With all due respect to Marie Kondo, it takes more than decluttering our house to live a simple, unencumbered life: it takes a renovation of not just our home, but our heart. Keeping what brings us joy, and then giving thanks for the rest before tossing it out sounds great. But there’s something deeper going on here, I’m sure about that.
I know what it’s like to have too much. Upon moving out of a van back into a home, I was assaulted with boxes and boxes of stuff that had been stored away out of sight. Confronted with the process of sorting through over 200 packing boxes of possessions, I felt physically sick. Can’t I just shove it all back somewhere and forget about the lot? No, this is going to hurt real bad but it has to be done. Slowly, methodically and with two thoughts at the forefront of my mind: Is it necessary? Will this item simplify my life? I began the mammoth sorting and tossing process. In most cases, the item could go. If I’ve lived in a caravan for the past 7 months without it, why do I suddenly need it now?
However, the real issue at play here with the stuff I’m tossing is, why did I gather it in the first place? Marie never talks about that. Simplifying our life has to begin within. Our thoughts and beliefs are the engine room of our actions. If I believe I need it, I’ll buy it. If I think it will make life easier, make me look better, clever, or stronger, the money is out of my wallet and into someone else’s before I know it. There is a dependence-thing happening here. I am depending upon this item to make me or more lifestyle more than it already is. Isn’t that a right belief? Wrong.

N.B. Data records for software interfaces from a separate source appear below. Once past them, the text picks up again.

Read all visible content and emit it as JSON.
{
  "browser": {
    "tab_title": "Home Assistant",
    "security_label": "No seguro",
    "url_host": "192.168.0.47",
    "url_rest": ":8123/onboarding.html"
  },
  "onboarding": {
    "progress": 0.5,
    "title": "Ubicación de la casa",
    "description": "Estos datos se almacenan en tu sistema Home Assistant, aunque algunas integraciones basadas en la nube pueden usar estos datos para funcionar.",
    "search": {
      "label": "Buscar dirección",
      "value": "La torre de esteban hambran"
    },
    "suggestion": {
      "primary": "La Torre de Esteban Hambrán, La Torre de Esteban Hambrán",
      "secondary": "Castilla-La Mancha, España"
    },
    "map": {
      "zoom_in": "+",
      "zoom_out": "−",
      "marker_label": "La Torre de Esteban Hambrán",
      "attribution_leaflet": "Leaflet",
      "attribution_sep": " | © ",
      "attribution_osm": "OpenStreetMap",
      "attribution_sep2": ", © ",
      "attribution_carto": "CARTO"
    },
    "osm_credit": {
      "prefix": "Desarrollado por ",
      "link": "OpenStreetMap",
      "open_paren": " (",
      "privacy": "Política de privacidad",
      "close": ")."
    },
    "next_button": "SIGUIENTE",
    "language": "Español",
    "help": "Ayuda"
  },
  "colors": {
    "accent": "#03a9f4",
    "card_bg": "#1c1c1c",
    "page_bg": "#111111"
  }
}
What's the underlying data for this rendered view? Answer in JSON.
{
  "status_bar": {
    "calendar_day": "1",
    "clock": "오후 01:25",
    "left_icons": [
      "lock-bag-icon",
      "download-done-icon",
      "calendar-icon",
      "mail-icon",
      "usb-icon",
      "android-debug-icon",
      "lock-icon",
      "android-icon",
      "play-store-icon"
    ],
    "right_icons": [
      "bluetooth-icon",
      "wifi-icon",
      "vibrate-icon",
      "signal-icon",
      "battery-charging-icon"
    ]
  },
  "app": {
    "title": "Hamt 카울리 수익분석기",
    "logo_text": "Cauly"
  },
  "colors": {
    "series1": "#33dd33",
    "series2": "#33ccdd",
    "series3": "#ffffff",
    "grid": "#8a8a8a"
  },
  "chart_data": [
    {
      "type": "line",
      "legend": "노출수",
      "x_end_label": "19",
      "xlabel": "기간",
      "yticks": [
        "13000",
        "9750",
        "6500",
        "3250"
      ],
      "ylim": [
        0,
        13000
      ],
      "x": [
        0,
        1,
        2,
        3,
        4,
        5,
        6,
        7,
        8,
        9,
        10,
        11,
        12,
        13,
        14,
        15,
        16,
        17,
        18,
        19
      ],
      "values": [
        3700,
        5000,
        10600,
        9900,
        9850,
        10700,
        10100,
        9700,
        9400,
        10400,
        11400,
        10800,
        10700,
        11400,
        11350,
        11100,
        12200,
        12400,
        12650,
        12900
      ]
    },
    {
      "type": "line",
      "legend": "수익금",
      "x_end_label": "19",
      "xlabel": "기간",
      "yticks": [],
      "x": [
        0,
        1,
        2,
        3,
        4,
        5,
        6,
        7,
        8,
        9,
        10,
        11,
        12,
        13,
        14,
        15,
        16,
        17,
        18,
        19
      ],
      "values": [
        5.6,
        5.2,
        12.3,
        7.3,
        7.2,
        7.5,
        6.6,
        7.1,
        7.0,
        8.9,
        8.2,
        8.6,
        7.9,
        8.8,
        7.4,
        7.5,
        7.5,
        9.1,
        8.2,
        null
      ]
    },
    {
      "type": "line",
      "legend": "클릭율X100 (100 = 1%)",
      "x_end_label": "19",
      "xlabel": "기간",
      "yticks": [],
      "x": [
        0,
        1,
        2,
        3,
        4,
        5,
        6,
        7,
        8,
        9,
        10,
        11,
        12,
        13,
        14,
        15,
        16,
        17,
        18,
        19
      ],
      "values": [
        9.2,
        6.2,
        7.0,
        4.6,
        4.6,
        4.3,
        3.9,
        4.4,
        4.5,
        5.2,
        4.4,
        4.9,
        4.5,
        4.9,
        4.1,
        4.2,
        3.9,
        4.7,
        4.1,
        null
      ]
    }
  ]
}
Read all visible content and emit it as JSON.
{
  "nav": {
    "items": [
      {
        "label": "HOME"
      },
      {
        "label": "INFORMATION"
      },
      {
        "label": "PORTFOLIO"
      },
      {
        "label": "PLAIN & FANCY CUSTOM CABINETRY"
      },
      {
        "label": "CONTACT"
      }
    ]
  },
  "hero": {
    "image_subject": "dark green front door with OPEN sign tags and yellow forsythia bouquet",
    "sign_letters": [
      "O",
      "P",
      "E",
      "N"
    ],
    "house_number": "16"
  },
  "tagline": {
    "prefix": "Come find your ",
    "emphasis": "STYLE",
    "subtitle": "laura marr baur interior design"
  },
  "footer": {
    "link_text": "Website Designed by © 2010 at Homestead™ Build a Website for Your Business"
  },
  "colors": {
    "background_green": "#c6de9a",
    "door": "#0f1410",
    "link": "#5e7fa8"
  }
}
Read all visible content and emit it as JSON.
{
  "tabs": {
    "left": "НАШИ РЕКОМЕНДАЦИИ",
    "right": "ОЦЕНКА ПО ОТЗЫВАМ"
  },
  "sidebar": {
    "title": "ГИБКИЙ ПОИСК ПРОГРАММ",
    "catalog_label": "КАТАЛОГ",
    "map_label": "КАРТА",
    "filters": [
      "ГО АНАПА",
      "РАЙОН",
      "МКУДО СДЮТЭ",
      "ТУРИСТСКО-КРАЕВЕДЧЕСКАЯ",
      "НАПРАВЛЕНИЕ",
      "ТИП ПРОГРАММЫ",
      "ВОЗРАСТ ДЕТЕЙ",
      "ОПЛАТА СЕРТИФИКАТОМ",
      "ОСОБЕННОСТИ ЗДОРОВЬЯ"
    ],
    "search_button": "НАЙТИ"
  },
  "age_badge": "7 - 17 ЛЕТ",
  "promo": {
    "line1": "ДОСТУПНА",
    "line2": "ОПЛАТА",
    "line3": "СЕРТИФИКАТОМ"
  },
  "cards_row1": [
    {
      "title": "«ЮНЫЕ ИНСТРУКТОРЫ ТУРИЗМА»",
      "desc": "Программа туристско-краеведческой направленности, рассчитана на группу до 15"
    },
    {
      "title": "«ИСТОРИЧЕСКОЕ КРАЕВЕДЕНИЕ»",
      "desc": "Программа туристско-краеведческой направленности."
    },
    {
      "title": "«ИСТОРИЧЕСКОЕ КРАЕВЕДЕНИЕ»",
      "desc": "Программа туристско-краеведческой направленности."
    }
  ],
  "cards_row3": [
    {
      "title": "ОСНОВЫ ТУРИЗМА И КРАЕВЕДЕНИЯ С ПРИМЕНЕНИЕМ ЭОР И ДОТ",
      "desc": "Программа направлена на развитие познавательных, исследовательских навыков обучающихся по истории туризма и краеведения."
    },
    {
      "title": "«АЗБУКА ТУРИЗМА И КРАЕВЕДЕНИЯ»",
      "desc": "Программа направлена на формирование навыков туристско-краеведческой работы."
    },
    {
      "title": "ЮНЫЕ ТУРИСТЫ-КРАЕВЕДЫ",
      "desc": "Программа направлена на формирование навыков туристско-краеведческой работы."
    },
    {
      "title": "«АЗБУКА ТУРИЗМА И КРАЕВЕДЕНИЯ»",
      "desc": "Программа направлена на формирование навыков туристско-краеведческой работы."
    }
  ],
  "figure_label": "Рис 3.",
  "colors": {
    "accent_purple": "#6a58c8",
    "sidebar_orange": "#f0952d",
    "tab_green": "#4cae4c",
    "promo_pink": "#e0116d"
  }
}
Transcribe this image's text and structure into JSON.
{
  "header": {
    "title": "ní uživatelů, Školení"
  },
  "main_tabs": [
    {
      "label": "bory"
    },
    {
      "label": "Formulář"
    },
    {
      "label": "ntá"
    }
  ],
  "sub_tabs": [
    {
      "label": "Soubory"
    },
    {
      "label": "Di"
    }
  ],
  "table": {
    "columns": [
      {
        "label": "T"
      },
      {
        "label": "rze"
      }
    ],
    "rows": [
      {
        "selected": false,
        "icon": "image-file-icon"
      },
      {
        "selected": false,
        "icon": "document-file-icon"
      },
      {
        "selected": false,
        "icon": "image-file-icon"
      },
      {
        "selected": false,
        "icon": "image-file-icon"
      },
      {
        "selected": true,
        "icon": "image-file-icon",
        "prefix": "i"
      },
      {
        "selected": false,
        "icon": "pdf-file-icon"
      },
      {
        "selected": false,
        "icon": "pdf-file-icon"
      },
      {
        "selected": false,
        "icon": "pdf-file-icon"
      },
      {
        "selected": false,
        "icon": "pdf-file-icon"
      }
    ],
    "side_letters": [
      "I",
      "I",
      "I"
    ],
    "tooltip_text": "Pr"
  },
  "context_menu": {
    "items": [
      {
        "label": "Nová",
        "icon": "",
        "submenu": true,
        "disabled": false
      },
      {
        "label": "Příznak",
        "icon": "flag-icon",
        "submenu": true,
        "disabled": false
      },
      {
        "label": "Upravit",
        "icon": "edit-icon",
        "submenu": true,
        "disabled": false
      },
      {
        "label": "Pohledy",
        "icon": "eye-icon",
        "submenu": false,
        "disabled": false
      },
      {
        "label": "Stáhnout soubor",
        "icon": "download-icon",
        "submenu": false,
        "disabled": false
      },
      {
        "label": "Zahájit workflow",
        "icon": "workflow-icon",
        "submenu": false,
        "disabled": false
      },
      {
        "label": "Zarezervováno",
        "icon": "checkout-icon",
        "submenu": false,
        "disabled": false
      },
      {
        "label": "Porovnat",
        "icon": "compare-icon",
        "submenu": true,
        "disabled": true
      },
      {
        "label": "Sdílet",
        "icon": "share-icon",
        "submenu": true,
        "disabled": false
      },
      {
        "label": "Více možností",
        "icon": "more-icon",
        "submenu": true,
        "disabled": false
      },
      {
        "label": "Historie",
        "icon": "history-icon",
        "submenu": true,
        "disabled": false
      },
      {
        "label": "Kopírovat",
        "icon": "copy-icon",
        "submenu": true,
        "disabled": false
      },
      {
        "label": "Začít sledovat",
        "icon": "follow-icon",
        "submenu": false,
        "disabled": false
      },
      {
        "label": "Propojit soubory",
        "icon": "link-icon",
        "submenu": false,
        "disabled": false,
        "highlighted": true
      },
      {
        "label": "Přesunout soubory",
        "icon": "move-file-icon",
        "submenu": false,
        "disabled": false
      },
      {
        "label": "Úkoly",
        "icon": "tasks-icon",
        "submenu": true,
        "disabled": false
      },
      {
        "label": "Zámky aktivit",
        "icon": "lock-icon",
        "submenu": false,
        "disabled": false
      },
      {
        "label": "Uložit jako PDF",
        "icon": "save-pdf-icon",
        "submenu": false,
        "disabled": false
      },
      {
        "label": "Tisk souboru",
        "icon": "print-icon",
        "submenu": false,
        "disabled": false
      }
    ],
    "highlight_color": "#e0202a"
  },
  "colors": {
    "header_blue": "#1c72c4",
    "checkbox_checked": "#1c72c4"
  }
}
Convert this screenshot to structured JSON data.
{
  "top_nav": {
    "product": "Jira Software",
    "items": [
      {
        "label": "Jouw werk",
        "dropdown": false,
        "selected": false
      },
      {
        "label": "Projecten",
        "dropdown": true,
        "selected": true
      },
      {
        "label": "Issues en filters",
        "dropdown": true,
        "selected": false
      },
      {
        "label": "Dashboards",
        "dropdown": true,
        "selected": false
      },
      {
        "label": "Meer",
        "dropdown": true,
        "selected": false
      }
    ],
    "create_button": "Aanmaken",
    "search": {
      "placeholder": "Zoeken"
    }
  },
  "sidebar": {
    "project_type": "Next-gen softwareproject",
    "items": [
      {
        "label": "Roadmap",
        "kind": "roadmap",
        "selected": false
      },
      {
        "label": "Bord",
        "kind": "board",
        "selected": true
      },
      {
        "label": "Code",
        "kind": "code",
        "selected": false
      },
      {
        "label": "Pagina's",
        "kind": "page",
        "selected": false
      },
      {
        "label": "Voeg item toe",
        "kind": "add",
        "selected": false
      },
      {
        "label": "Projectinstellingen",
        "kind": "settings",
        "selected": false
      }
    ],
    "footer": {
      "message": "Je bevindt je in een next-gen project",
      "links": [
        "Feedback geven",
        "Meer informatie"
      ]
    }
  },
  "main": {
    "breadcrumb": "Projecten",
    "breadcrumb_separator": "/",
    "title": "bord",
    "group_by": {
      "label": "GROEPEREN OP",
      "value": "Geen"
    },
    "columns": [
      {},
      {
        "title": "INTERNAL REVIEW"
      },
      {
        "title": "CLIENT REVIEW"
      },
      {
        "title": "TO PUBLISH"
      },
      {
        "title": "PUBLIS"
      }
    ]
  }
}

Stuff will never do that for us. That’s why we get bored with it, forget about it and eventually stash it away in a cupboard for the moths and roaches to devour. We need far more than things to satisfy our deep longing for significance. We need something far simpler than that and yet far greater too.
Inner decluttering is about depending on Someone else, the Divine Himself, to meet our needs. I can only live simply when I decide to release my insatiable desire for stuff and depend upon God to show me what is and isn’t necessary. And He has been showing me that a lot of what I’ve got in those 200 packing boxes is not necessary at all. Owning it is about a false belief that it will satisfy. But it never does – only knowing God does that.
When we clean out our heart first, that is, our belief that a purchase makes me matter, then external declutter begins and remains. Life becomes a whole lot more simpler and we enjoy just what we have rather than craving more. Our identity is not in what we own, but Who we know. Marie, the external decluttering extraordinaire, won’t tell you that, yet that’s what we really need to know.